(Data extracted from a collection)
··········

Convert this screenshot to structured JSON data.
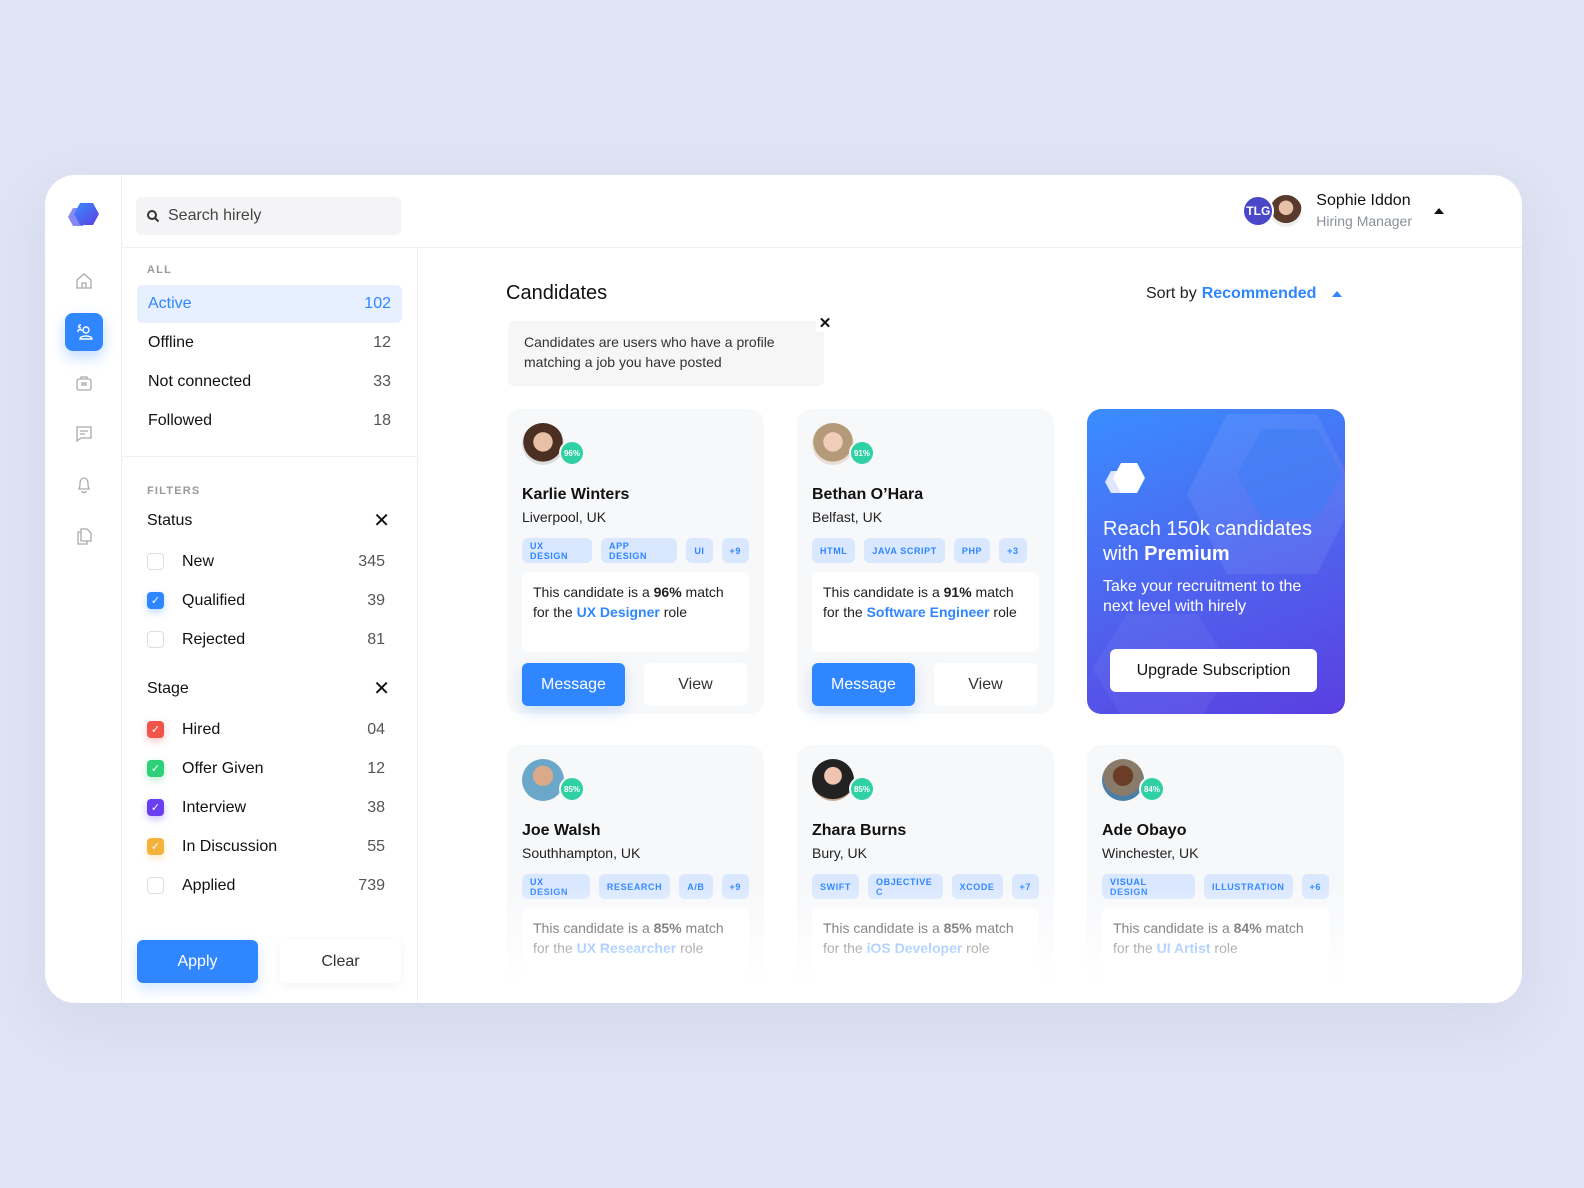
{
  "app": {
    "name": "hirely"
  },
  "search": {
    "placeholder": "Search hirely"
  },
  "user": {
    "initials": "TLG",
    "name": "Sophie Iddon",
    "role": "Hiring Manager"
  },
  "rail": [
    "home-icon",
    "candidates-icon",
    "jobs-icon",
    "messages-icon",
    "notifications-icon",
    "documents-icon"
  ],
  "sidebar": {
    "all_label": "ALL",
    "items": [
      {
        "label": "Active",
        "count": "102",
        "active": true
      },
      {
        "label": "Offline",
        "count": "12"
      },
      {
        "label": "Not connected",
        "count": "33"
      },
      {
        "label": "Followed",
        "count": "18"
      }
    ],
    "filters_label": "FILTERS",
    "status": {
      "title": "Status",
      "options": [
        {
          "label": "New",
          "count": "345",
          "checked": false
        },
        {
          "label": "Qualified",
          "count": "39",
          "checked": true,
          "color": "#2f86ff"
        },
        {
          "label": "Rejected",
          "count": "81",
          "checked": false
        }
      ]
    },
    "stage": {
      "title": "Stage",
      "options": [
        {
          "label": "Hired",
          "count": "04",
          "checked": true,
          "color": "#f0554a"
        },
        {
          "label": "Offer Given",
          "count": "12",
          "checked": true,
          "color": "#2ed07a"
        },
        {
          "label": "Interview",
          "count": "38",
          "checked": true,
          "color": "#6a3ff0"
        },
        {
          "label": "In Discussion",
          "count": "55",
          "checked": true,
          "color": "#f3b23c"
        },
        {
          "label": "Applied",
          "count": "739",
          "checked": false
        }
      ]
    },
    "apply_label": "Apply",
    "clear_label": "Clear"
  },
  "main": {
    "title": "Candidates",
    "sort_prefix": "Sort by",
    "sort_value": "Recommended",
    "info": "Candidates are users who have a profile matching a job you have posted",
    "info_close": "✕"
  },
  "candidates": [
    {
      "name": "Karlie Winters",
      "location": "Liverpool, UK",
      "match": "96%",
      "tags": [
        "UX DESIGN",
        "APP DESIGN",
        "UI",
        "+9"
      ],
      "text_pre": "This candidate is a ",
      "text_mid": " match for the ",
      "role": "UX Designer",
      "text_post": " role",
      "message": "Message",
      "view": "View"
    },
    {
      "name": "Bethan O’Hara",
      "location": "Belfast, UK",
      "match": "91%",
      "tags": [
        "HTML",
        "JAVA SCRIPT",
        "PHP",
        "+3"
      ],
      "text_pre": "This candidate is a ",
      "text_mid": " match for the ",
      "role": "Software Engineer",
      "text_post": " role",
      "message": "Message",
      "view": "View"
    },
    {
      "name": "Joe Walsh",
      "location": "Southhampton, UK",
      "match": "85%",
      "tags": [
        "UX DESIGN",
        "RESEARCH",
        "A/B",
        "+9"
      ],
      "text_pre": "This candidate is a ",
      "text_mid": " match for the ",
      "role": "UX Researcher",
      "text_post": " role"
    },
    {
      "name": "Zhara Burns",
      "location": "Bury, UK",
      "match": "85%",
      "tags": [
        "SWIFT",
        "OBJECTIVE C",
        "XCODE",
        "+7"
      ],
      "text_pre": "This candidate is a ",
      "text_mid": " match for the ",
      "role": "iOS Developer",
      "text_post": " role"
    },
    {
      "name": "Ade Obayo",
      "location": "Winchester, UK",
      "match": "84%",
      "tags": [
        "VISUAL DESIGN",
        "ILLUSTRATION",
        "+6"
      ],
      "text_pre": "This candidate is a ",
      "text_mid": " match for the ",
      "role": "UI Artist",
      "text_post": " role"
    }
  ],
  "promo": {
    "headline_pre": "Reach 150k candidates with ",
    "headline_bold": "Premium",
    "subtitle": "Take your recruitment to the next level with hirely",
    "button": "Upgrade Subscription"
  },
  "colors": {
    "accent": "#2f86ff",
    "match_badge": "#2fd0a4",
    "tlg": "#4a48c7"
  }
}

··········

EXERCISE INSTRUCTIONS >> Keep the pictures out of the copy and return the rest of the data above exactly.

YOUR SOLUTION >>
Convert this screenshot to structured JSON data.
{
  "app": {
    "name": "hirely"
  },
  "search": {
    "placeholder": "Search hirely"
  },
  "user": {
    "initials": "TLG",
    "name": "Sophie Iddon",
    "role": "Hiring Manager"
  },
  "rail": [
    "home-icon",
    "candidates-icon",
    "jobs-icon",
    "messages-icon",
    "notifications-icon",
    "documents-icon"
  ],
  "sidebar": {
    "all_label": "ALL",
    "items": [
      {
        "label": "Active",
        "count": "102",
        "active": true
      },
      {
        "label": "Offline",
        "count": "12"
      },
      {
        "label": "Not connected",
        "count": "33"
      },
      {
        "label": "Followed",
        "count": "18"
      }
    ],
    "filters_label": "FILTERS",
    "status": {
      "title": "Status",
      "options": [
        {
          "label": "New",
          "count": "345",
          "checked": false
        },
        {
          "label": "Qualified",
          "count": "39",
          "checked": true,
          "color": "#2f86ff"
        },
        {
          "label": "Rejected",
          "count": "81",
          "checked": false
        }
      ]
    },
    "stage": {
      "title": "Stage",
      "options": [
        {
          "label": "Hired",
          "count": "04",
          "checked": true,
          "color": "#f0554a"
        },
        {
          "label": "Offer Given",
          "count": "12",
          "checked": true,
          "color": "#2ed07a"
        },
        {
          "label": "Interview",
          "count": "38",
          "checked": true,
          "color": "#6a3ff0"
        },
        {
          "label": "In Discussion",
          "count": "55",
          "checked": true,
          "color": "#f3b23c"
        },
        {
          "label": "Applied",
          "count": "739",
          "checked": false
        }
      ]
    },
    "apply_label": "Apply",
    "clear_label": "Clear"
  },
  "main": {
    "title": "Candidates",
    "sort_prefix": "Sort by",
    "sort_value": "Recommended",
    "info": "Candidates are users who have a profile matching a job you have posted",
    "info_close": "✕"
  },
  "candidates": [
    {
      "name": "Karlie Winters",
      "location": "Liverpool, UK",
      "match": "96%",
      "tags": [
        "UX DESIGN",
        "APP DESIGN",
        "UI",
        "+9"
      ],
      "text_pre": "This candidate is a ",
      "text_mid": " match for the ",
      "role": "UX Designer",
      "text_post": " role",
      "message": "Message",
      "view": "View"
    },
    {
      "name": "Bethan O’Hara",
      "location": "Belfast, UK",
      "match": "91%",
      "tags": [
        "HTML",
        "JAVA SCRIPT",
        "PHP",
        "+3"
      ],
      "text_pre": "This candidate is a ",
      "text_mid": " match for the ",
      "role": "Software Engineer",
      "text_post": " role",
      "message": "Message",
      "view": "View"
    },
    {
      "name": "Joe Walsh",
      "location": "Southhampton, UK",
      "match": "85%",
      "tags": [
        "UX DESIGN",
        "RESEARCH",
        "A/B",
        "+9"
      ],
      "text_pre": "This candidate is a ",
      "text_mid": " match for the ",
      "role": "UX Researcher",
      "text_post": " role"
    },
    {
      "name": "Zhara Burns",
      "location": "Bury, UK",
      "match": "85%",
      "tags": [
        "SWIFT",
        "OBJECTIVE C",
        "XCODE",
        "+7"
      ],
      "text_pre": "This candidate is a ",
      "text_mid": " match for the ",
      "role": "iOS Developer",
      "text_post": " role"
    },
    {
      "name": "Ade Obayo",
      "location": "Winchester, UK",
      "match": "84%",
      "tags": [
        "VISUAL DESIGN",
        "ILLUSTRATION",
        "+6"
      ],
      "text_pre": "This candidate is a ",
      "text_mid": " match for the ",
      "role": "UI Artist",
      "text_post": " role"
    }
  ],
  "promo": {
    "headline_pre": "Reach 150k candidates with ",
    "headline_bold": "Premium",
    "subtitle": "Take your recruitment to the next level with hirely",
    "button": "Upgrade Subscription"
  },
  "colors": {
    "accent": "#2f86ff",
    "match_badge": "#2fd0a4",
    "tlg": "#4a48c7"
  }
}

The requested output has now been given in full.